Heads Up for Boaters: Start Using Your Motor’s Kill Switch or You Could Get Fined By the Coast Guard
You know that red kill switch you've been ignoring? It's time to start using it
A new federal law went to effect Apr. 1 requiring boat operators to use the installed engine “kill switch” that has been standard equipment on most boats for many years.
The law applies to boats that are 26-feet or less, and cabin boats when the primary helm is not in a cabin when the boat is operating on plane. The rule is being implemented on all federally navigable waters, but it’s also being implemented by several states for their waters. Practical times when “kill switches” are not required are when boats are trolling, loading on or off a trailer, or in no-wake zones. The vessel operator is also exempt if the boat’s motor produces less than 115 lbs. of static thrust – or about the size of a 2-hp engine.

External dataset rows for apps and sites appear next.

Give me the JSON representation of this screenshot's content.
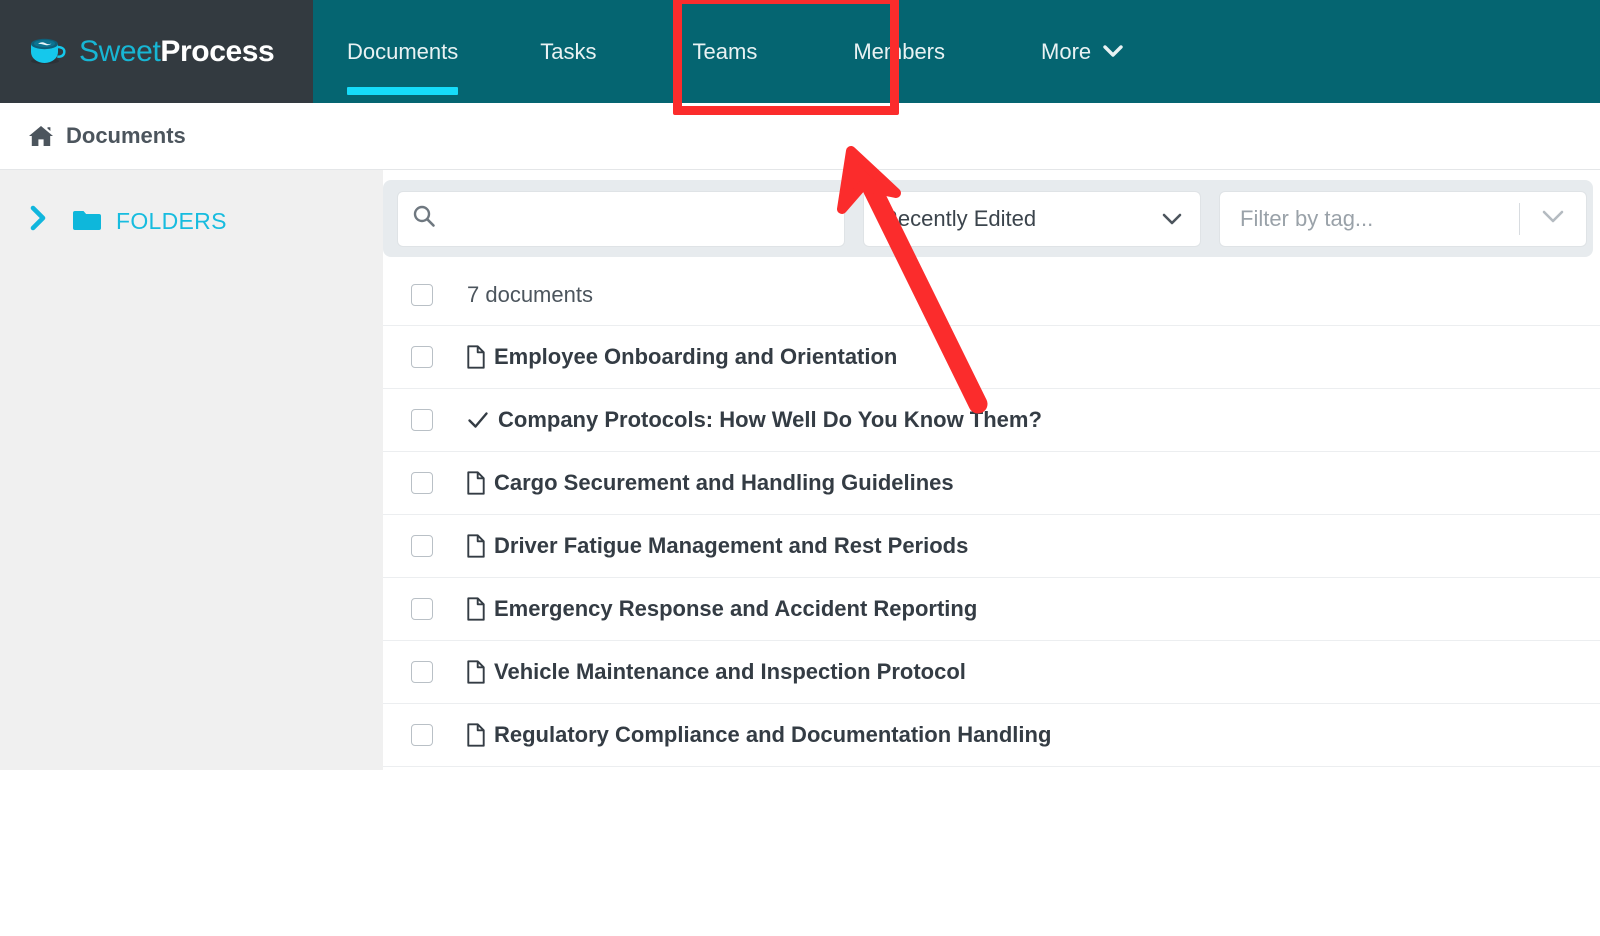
{
  "brand": {
    "name_part1": "Sweet",
    "name_part2": "Process",
    "logo_icon": "coffee-cup-icon"
  },
  "nav": {
    "items": [
      {
        "label": "Documents",
        "active": true
      },
      {
        "label": "Tasks",
        "active": false
      },
      {
        "label": "Teams",
        "active": false,
        "highlighted": true
      },
      {
        "label": "Members",
        "active": false
      },
      {
        "label": "More",
        "active": false,
        "caret": "⌄",
        "has_dropdown": true
      }
    ],
    "bg_color": "#056571",
    "brand_bg_color": "#333a40",
    "active_underline_color": "#16dcfa"
  },
  "breadcrumb": {
    "icon": "home-icon",
    "label": "Documents"
  },
  "sidebar": {
    "folders": {
      "chevron": "❯",
      "icon": "folder-icon",
      "label": "FOLDERS",
      "color": "#17bcdf"
    }
  },
  "toolbar": {
    "search": {
      "icon": "search-icon",
      "placeholder": "",
      "value": ""
    },
    "sort_select": {
      "value": "Recently Edited",
      "chevron": "⌄"
    },
    "tag_filter": {
      "placeholder": "Filter by tag...",
      "chevron": "⌄"
    }
  },
  "documents": {
    "count_label": "7 documents",
    "select_all_checkbox": false,
    "rows": [
      {
        "title": "Employee Onboarding and Orientation",
        "icon": "document-page-icon",
        "checked": false
      },
      {
        "title": "Company Protocols: How Well Do You Know Them?",
        "icon": "checkmark-icon",
        "checked": false
      },
      {
        "title": "Cargo Securement and Handling Guidelines",
        "icon": "document-page-icon",
        "checked": false
      },
      {
        "title": "Driver Fatigue Management and Rest Periods",
        "icon": "document-page-icon",
        "checked": false
      },
      {
        "title": "Emergency Response and Accident Reporting",
        "icon": "document-page-icon",
        "checked": false
      },
      {
        "title": "Vehicle Maintenance and Inspection Protocol",
        "icon": "document-page-icon",
        "checked": false
      },
      {
        "title": "Regulatory Compliance and Documentation Handling",
        "icon": "document-page-icon",
        "checked": false
      }
    ]
  },
  "annotations": {
    "highlight_color": "#fb2c2c",
    "rectangle_target": "Teams",
    "arrow_points_to": "Teams"
  }
}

Operators who fail to follow the new requirement could face a $100 fine, according to Boating Industry.com.
The law is being praised by law enforcement as an important safety requirement. This is because when a boat operator is fitted to a “kill switch” (which is properly known as an “Engine Cut-Off Switch” or ECOS) and the operator is thrown from the boat piloting area, the kill switch disconnects and immediately shuts down the motor. This effectively saves people in the water, like a captain who may have been ejected overboard, from propeller injury. When a motor keeps running after the operator has been thrown overboard, the boat often makes violent circles (called the circle of death), which you can see in the video below. Further, once the kill switch shuts down the motor, an overboard captain might be able to swim to their non-moving boat and recover.
Most kill switches consist of a coiled heavy-duty lanyard (often bright red in color) with an end that fits to a boat control station or the motor. The lanyard attaches to the boat captain’s wrist, hand, life jacket, or belt loop. Thus if the captain moves from motor controls, the lanyard tightens, detaches, and the motor “kills.” To restart the engine the ECOS simply needs to be reconnected at the helm or motor. Some newer boats use an electronic version that that captain simply puts in their pocket.

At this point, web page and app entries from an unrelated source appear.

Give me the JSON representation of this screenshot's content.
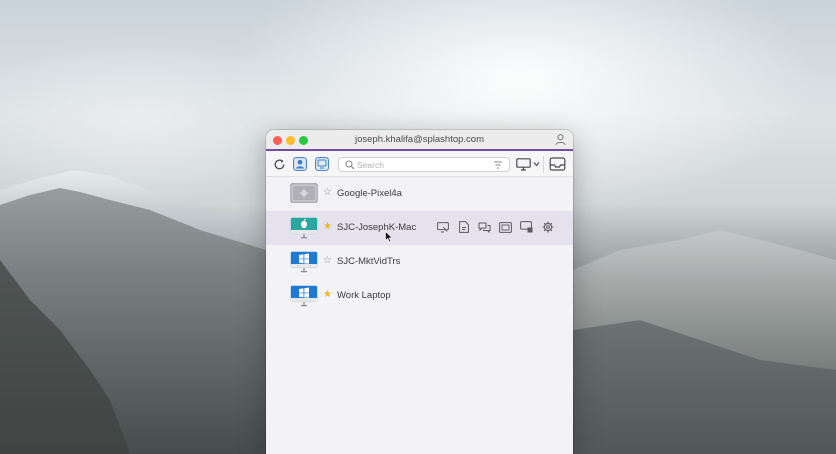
{
  "window": {
    "title": "joseph.khalifa@splashtop.com"
  },
  "toolbar": {
    "search_placeholder": "Search"
  },
  "computers": [
    {
      "name": "Google-Pixel4a",
      "type": "android",
      "favorite": false,
      "selected": false
    },
    {
      "name": "SJC-JosephK-Mac",
      "type": "mac",
      "favorite": true,
      "selected": true
    },
    {
      "name": "SJC-MktVidTrs",
      "type": "windows",
      "favorite": false,
      "selected": false
    },
    {
      "name": "Work Laptop",
      "type": "windows",
      "favorite": true,
      "selected": false
    }
  ],
  "row_actions": [
    "remote-view-icon",
    "file-transfer-icon",
    "chat-icon",
    "remote-print-icon",
    "multi-screen-icon",
    "settings-gear-icon"
  ],
  "colors": {
    "accent": "#6f4ea2",
    "selected_row": "#e5e2ee",
    "favorite_star": "#e2b92a"
  }
}
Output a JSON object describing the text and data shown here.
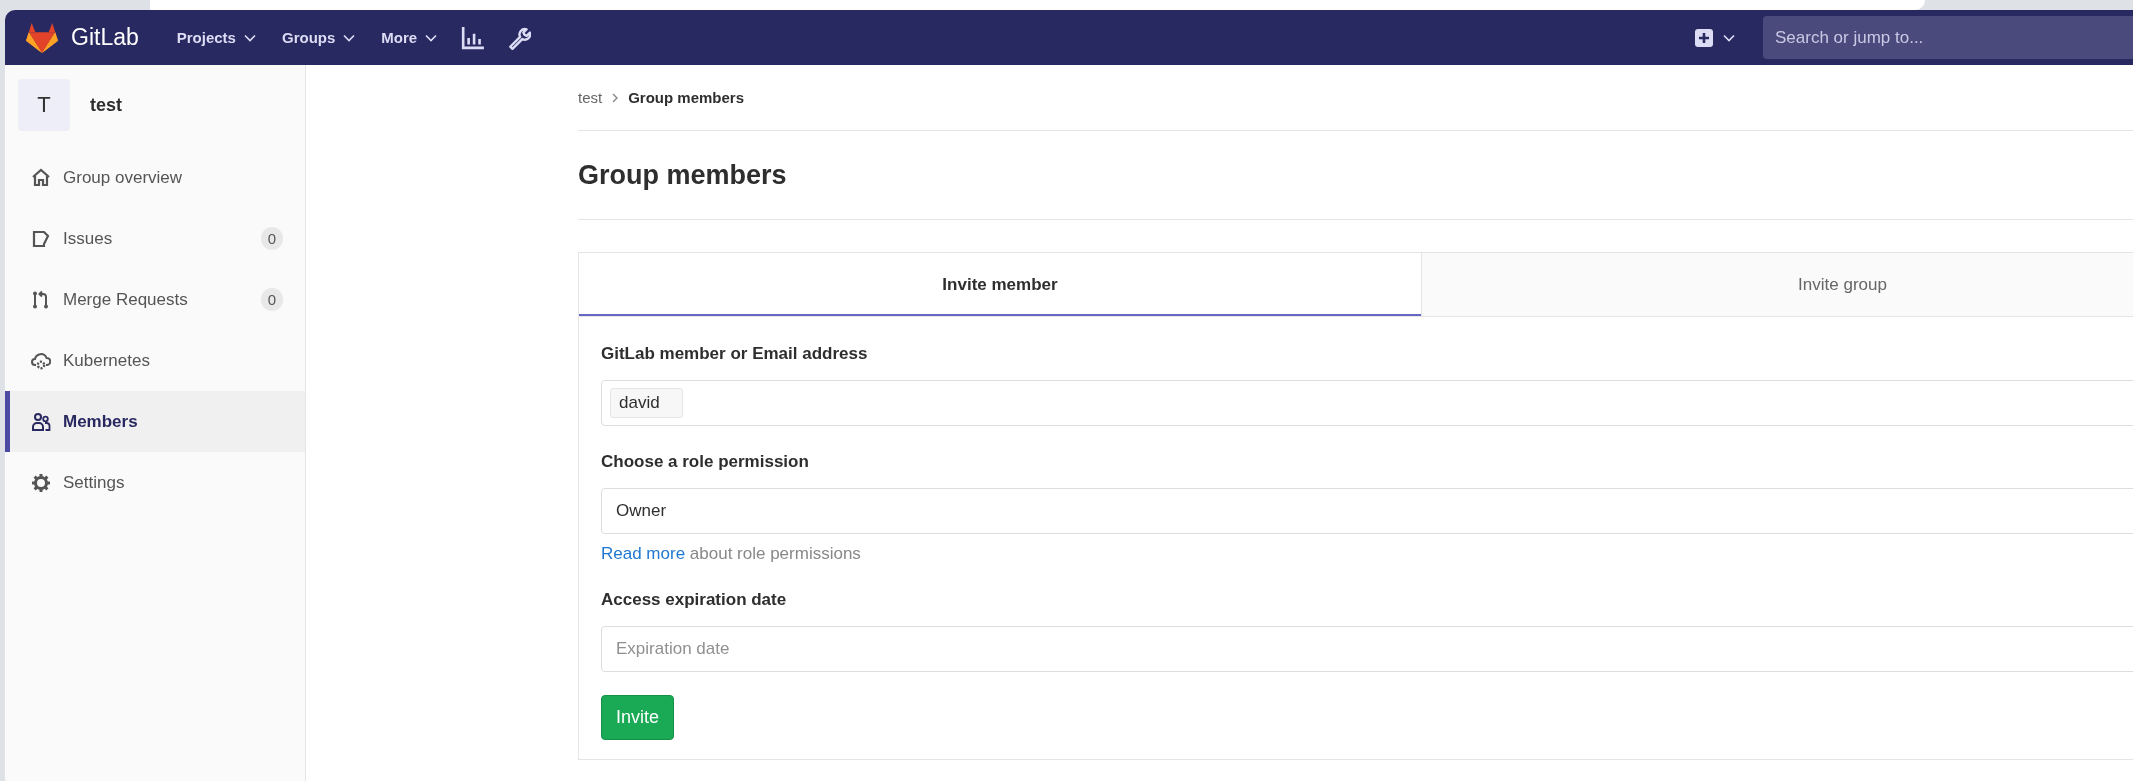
{
  "navbar": {
    "brand": "GitLab",
    "menus": [
      {
        "label": "Projects"
      },
      {
        "label": "Groups"
      },
      {
        "label": "More"
      }
    ],
    "search": {
      "placeholder": "Search or jump to..."
    }
  },
  "sidebar": {
    "group": {
      "avatar_letter": "T",
      "name": "test"
    },
    "items": [
      {
        "label": "Group overview",
        "kind": "home",
        "selected": false
      },
      {
        "label": "Issues",
        "kind": "issues",
        "count": "0",
        "selected": false
      },
      {
        "label": "Merge Requests",
        "kind": "merge",
        "count": "0",
        "selected": false
      },
      {
        "label": "Kubernetes",
        "kind": "cloud",
        "selected": false
      },
      {
        "label": "Members",
        "kind": "people",
        "selected": true
      },
      {
        "label": "Settings",
        "kind": "gear",
        "selected": false
      }
    ]
  },
  "breadcrumb": [
    {
      "label": "test"
    },
    {
      "label": "Group members"
    }
  ],
  "page_title": "Group members",
  "tabs": [
    {
      "label": "Invite member",
      "selected": true
    },
    {
      "label": "Invite group",
      "selected": false
    }
  ],
  "form": {
    "member_field": {
      "label": "GitLab member or Email address",
      "tokens": [
        "david"
      ]
    },
    "role_field": {
      "label": "Choose a role permission",
      "value": "Owner",
      "help_link": "Read more",
      "help_text": " about role permissions"
    },
    "expiry_field": {
      "label": "Access expiration date",
      "placeholder": "Expiration date"
    },
    "submit": "Invite"
  }
}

Since most boats and motors have been fitted with such kill switches, the new law does not require boaters to make expensive upgrades. The law simply requires that you use ECOS that’s already in place.